**RECORDS TO PROCESS**:

##########

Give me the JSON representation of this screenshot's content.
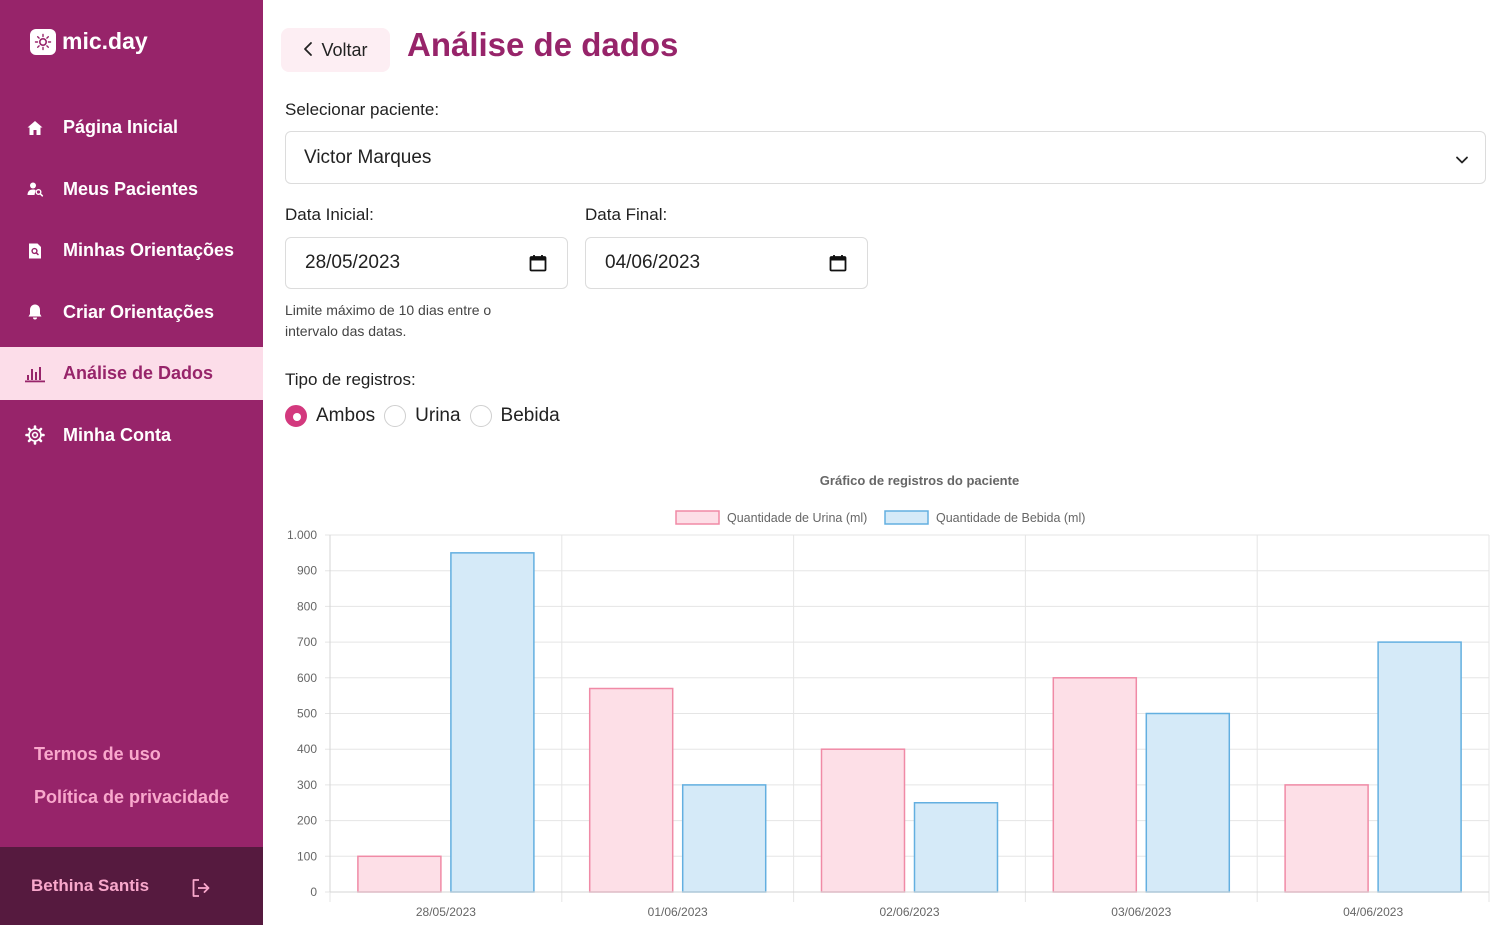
{
  "app": {
    "name": "mic.day"
  },
  "sidebar": {
    "items": [
      {
        "label": "Página Inicial",
        "icon": "home-icon"
      },
      {
        "label": "Meus Pacientes",
        "icon": "user-search-icon"
      },
      {
        "label": "Minhas Orientações",
        "icon": "document-search-icon"
      },
      {
        "label": "Criar Orientações",
        "icon": "bell-icon"
      },
      {
        "label": "Análise de Dados",
        "icon": "bar-chart-icon",
        "active": true
      },
      {
        "label": "Minha Conta",
        "icon": "gear-icon"
      }
    ],
    "footer_links": [
      "Termos de uso",
      "Política de privacidade"
    ],
    "user_name": "Bethina Santis"
  },
  "header": {
    "back_label": "Voltar",
    "title": "Análise de dados"
  },
  "form": {
    "patient_label": "Selecionar paciente:",
    "patient_value": "Victor Marques",
    "start_label": "Data Inicial:",
    "start_value": "28/05/2023",
    "end_label": "Data Final:",
    "end_value": "04/06/2023",
    "hint": "Limite máximo de 10 dias entre o intervalo das datas.",
    "type_label": "Tipo de registros:",
    "type_options": [
      "Ambos",
      "Urina",
      "Bebida"
    ],
    "type_selected": "Ambos"
  },
  "colors": {
    "brand": "#97246a",
    "urine_fill": "#fddfe7",
    "urine_stroke": "#f08aa6",
    "drink_fill": "#d5eaf8",
    "drink_stroke": "#63afe0"
  },
  "chart_data": {
    "type": "bar",
    "title": "Gráfico de registros do paciente",
    "categories": [
      "28/05/2023",
      "01/06/2023",
      "02/06/2023",
      "03/06/2023",
      "04/06/2023"
    ],
    "series": [
      {
        "name": "Quantidade de Urina (ml)",
        "values": [
          100,
          570,
          400,
          600,
          300
        ]
      },
      {
        "name": "Quantidade de Bebida (ml)",
        "values": [
          950,
          300,
          250,
          500,
          700
        ]
      }
    ],
    "ylim": [
      0,
      1000
    ],
    "yticks": [
      "0",
      "100",
      "200",
      "300",
      "400",
      "500",
      "600",
      "700",
      "800",
      "900",
      "1.000"
    ],
    "grid": true,
    "legend": "top"
  }
}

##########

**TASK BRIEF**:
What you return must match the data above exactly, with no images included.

**RESULT BELOW**:
Give me the JSON representation of this screenshot's content.
{
  "app": {
    "name": "mic.day"
  },
  "sidebar": {
    "items": [
      {
        "label": "Página Inicial",
        "icon": "home-icon"
      },
      {
        "label": "Meus Pacientes",
        "icon": "user-search-icon"
      },
      {
        "label": "Minhas Orientações",
        "icon": "document-search-icon"
      },
      {
        "label": "Criar Orientações",
        "icon": "bell-icon"
      },
      {
        "label": "Análise de Dados",
        "icon": "bar-chart-icon",
        "active": true
      },
      {
        "label": "Minha Conta",
        "icon": "gear-icon"
      }
    ],
    "footer_links": [
      "Termos de uso",
      "Política de privacidade"
    ],
    "user_name": "Bethina Santis"
  },
  "header": {
    "back_label": "Voltar",
    "title": "Análise de dados"
  },
  "form": {
    "patient_label": "Selecionar paciente:",
    "patient_value": "Victor Marques",
    "start_label": "Data Inicial:",
    "start_value": "28/05/2023",
    "end_label": "Data Final:",
    "end_value": "04/06/2023",
    "hint": "Limite máximo de 10 dias entre o intervalo das datas.",
    "type_label": "Tipo de registros:",
    "type_options": [
      "Ambos",
      "Urina",
      "Bebida"
    ],
    "type_selected": "Ambos"
  },
  "colors": {
    "brand": "#97246a",
    "urine_fill": "#fddfe7",
    "urine_stroke": "#f08aa6",
    "drink_fill": "#d5eaf8",
    "drink_stroke": "#63afe0"
  },
  "chart_data": {
    "type": "bar",
    "title": "Gráfico de registros do paciente",
    "categories": [
      "28/05/2023",
      "01/06/2023",
      "02/06/2023",
      "03/06/2023",
      "04/06/2023"
    ],
    "series": [
      {
        "name": "Quantidade de Urina (ml)",
        "values": [
          100,
          570,
          400,
          600,
          300
        ]
      },
      {
        "name": "Quantidade de Bebida (ml)",
        "values": [
          950,
          300,
          250,
          500,
          700
        ]
      }
    ],
    "ylim": [
      0,
      1000
    ],
    "yticks": [
      "0",
      "100",
      "200",
      "300",
      "400",
      "500",
      "600",
      "700",
      "800",
      "900",
      "1.000"
    ],
    "grid": true,
    "legend": "top"
  }
}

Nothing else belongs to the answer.